In this last #SDCVR post, Ben Roffee, Immersive News Producer at RYOT, shares his passion for VR and reveals how it’s helping journalists sleep better at night.
One of the biggest challenges for journalists and filmmakers is making the stories we encounter just as impactful for our audiences as they are for us. Often we feel that our work falls short of the true thing – it’s the “you had to be there” effect. I’m excited about virtual reality because it narrows that gap, at least enough for us to sleep at night. It helps us bring stories home as they were meant to be experienced.
Make no mistake, this is a revolution in media. VR is not just a fad, and it’s won’t kill conventional linear video. It’s here to stay, and evolve, but the storytelling must be exceptional. VR won’t rescue lazy or mediocre storytelling from itself. At RYOT we operate as if both misconceptions are true and tell every story as best as we possibly can.
I began at RYOT as a writer, then shifted to spearheading our social and editorial strategy. As social 360⁰ video emerged on YouTube and Facebook, we saw the potential and realized we could stake a claim as a leader in 360⁰ news and documentaries. Opportunities like that come around once in a lifetime. I’m part of building something that, one day, the world will hopefully look back on as a major turning point in the history of storytelling.
My day-to-day is far less boring than I ever imagined as a kid – and fortunately involves way less math. In the office, I work on pre and post production of 360⁰ editorial content and head up RYOT’s social strategy – in which 360⁰ plays a huge role. In the field, I’m usually sweating a lot, detangling wires, and falling in love with the places, people, and creatures we meet along the way. One of the pieces that I’m most proud of is ‘Toxic Tour’, which I shot with my best friend and partner in crime Tarik Benbrahim. It documents the past, present, and future nightmare of oil exploitation in the Ecuadorian Amazon. We covered a lot of ground and linked the passage of oil from indigenous lands to our doorstep right here in LA.
As I’m sure many VR creators can attest, our greatest limitation right now is 6DoF (six degrees of freedom), the freedom of movement in 3D. My whole crew at RYOT is very anxious to combine our storytelling interests with explorable real world spaces. When that becomes available in a format we can bring into the furthest corners of the earth, we’ll be taking a massive leap forward.

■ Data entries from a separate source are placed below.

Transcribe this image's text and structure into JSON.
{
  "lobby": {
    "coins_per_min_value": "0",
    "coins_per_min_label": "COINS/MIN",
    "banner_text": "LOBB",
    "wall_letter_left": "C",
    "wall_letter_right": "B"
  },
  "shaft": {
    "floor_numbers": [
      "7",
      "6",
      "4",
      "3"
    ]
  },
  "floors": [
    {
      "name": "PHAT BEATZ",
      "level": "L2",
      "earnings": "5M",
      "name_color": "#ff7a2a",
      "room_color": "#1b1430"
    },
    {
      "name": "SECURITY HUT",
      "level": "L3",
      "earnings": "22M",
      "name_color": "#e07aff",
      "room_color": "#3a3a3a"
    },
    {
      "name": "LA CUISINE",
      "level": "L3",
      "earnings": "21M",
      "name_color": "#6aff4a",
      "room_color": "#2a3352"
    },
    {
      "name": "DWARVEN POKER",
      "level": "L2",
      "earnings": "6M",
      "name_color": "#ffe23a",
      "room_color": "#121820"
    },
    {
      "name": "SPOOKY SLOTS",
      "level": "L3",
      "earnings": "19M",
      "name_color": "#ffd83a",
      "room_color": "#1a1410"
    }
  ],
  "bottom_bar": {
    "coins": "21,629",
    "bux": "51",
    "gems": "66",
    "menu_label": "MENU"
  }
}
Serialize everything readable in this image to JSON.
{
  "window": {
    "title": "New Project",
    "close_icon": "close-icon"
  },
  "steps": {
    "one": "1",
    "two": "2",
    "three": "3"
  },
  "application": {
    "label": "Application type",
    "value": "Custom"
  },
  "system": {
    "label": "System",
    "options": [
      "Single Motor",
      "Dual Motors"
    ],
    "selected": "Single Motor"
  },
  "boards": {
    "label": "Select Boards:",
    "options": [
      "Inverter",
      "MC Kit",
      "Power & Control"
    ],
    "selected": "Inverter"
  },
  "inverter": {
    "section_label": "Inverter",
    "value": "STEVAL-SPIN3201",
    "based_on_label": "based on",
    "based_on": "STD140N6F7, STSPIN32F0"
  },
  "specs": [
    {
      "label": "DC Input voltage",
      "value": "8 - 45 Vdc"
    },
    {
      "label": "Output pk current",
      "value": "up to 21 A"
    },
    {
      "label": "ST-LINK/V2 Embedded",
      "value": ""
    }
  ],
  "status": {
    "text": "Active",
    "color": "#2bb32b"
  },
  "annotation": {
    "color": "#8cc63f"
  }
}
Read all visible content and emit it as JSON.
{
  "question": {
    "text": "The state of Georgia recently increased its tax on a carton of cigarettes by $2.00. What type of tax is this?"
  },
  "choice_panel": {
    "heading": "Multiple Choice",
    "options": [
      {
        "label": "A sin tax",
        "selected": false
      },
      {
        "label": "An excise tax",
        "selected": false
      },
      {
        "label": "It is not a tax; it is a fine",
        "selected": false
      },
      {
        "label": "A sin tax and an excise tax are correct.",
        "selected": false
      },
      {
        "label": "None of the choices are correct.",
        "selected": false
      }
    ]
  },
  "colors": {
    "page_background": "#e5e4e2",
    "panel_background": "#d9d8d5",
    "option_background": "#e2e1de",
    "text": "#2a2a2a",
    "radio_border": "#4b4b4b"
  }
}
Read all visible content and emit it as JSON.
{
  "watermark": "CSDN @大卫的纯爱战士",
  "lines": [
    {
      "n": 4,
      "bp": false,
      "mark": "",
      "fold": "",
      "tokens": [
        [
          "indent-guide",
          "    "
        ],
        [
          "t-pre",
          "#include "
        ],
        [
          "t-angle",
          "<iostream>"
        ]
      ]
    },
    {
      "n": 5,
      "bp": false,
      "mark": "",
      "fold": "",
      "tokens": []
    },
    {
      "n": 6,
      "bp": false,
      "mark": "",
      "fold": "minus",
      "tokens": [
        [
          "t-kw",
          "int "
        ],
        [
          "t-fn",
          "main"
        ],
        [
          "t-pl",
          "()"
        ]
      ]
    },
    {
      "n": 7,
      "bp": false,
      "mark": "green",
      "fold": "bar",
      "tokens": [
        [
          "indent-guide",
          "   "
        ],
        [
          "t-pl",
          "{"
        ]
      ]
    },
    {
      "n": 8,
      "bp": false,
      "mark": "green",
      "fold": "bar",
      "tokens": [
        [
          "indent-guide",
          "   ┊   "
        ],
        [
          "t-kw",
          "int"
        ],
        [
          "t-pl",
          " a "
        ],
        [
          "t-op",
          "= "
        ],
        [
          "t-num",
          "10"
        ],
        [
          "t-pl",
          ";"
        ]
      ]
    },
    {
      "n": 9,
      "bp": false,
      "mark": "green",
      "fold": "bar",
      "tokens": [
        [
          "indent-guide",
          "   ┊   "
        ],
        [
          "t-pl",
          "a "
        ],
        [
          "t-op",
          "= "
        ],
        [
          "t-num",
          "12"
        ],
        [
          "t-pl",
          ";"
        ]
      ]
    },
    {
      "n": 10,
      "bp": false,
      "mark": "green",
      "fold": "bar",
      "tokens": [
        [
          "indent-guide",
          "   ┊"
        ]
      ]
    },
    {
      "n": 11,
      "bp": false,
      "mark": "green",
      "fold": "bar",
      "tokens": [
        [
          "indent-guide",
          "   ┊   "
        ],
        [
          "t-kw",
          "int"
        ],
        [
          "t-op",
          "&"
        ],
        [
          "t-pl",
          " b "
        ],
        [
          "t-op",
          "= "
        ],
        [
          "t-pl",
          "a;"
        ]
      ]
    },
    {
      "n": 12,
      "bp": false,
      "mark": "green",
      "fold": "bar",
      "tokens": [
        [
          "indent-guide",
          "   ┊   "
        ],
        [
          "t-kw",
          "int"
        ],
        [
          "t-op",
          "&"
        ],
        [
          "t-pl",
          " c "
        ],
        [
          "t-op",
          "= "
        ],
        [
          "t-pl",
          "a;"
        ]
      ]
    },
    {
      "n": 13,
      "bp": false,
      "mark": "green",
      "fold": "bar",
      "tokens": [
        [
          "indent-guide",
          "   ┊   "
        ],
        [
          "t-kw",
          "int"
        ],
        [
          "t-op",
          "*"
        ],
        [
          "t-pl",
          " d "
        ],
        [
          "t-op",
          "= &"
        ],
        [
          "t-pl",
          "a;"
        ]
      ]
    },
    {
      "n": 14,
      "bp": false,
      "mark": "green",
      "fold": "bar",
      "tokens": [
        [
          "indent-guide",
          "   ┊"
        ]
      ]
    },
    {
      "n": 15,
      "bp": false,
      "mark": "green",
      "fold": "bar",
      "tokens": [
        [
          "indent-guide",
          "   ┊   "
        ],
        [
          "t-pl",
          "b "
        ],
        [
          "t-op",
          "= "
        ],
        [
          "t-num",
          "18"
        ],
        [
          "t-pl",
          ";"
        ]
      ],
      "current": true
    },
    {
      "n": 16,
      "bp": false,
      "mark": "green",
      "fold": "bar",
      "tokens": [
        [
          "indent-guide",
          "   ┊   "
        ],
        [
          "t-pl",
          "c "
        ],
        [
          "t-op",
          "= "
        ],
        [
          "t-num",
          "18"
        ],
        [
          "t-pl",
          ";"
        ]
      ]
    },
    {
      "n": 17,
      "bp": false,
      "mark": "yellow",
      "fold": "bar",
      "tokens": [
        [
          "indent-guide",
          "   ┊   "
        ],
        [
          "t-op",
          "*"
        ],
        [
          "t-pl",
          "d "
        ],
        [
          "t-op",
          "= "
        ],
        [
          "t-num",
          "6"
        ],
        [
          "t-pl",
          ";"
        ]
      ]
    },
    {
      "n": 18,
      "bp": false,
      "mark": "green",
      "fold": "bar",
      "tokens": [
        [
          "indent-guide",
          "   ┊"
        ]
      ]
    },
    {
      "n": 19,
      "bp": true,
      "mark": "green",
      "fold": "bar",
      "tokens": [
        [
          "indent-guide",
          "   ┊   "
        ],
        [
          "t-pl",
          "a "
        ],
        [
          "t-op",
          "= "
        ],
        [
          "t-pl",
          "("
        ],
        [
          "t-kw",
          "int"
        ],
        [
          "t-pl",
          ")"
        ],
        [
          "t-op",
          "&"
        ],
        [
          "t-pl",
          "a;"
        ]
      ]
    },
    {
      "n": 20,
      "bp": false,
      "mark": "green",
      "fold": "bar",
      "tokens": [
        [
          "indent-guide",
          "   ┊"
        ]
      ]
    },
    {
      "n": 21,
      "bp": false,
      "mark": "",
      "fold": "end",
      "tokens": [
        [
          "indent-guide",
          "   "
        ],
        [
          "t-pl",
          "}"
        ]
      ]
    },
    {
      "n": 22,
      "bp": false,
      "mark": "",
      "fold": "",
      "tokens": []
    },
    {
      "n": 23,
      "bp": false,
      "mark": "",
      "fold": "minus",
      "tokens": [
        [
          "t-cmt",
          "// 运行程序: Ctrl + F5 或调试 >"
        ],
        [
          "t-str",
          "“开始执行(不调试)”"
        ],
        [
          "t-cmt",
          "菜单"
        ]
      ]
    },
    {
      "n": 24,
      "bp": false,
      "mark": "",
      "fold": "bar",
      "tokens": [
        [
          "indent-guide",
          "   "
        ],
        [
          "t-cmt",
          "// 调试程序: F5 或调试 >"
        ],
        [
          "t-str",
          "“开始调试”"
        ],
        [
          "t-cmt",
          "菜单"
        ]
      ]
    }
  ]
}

The most interesting VR application that I’ve seen is Marshmallow Laser Feast’s work. They’re mapping real world spaces and turning them into mind-bending digital experiences. It’s this kind of experimentation that’s driving the field forward. Compared to established mediums, there aren’t any rules yet, and nobody has much of a head start. VR has no Tarantino, no Dalí. Anyone can become the forerunner. The key is to begin now. There are still infinite ways to inspire that haven’t been tapped.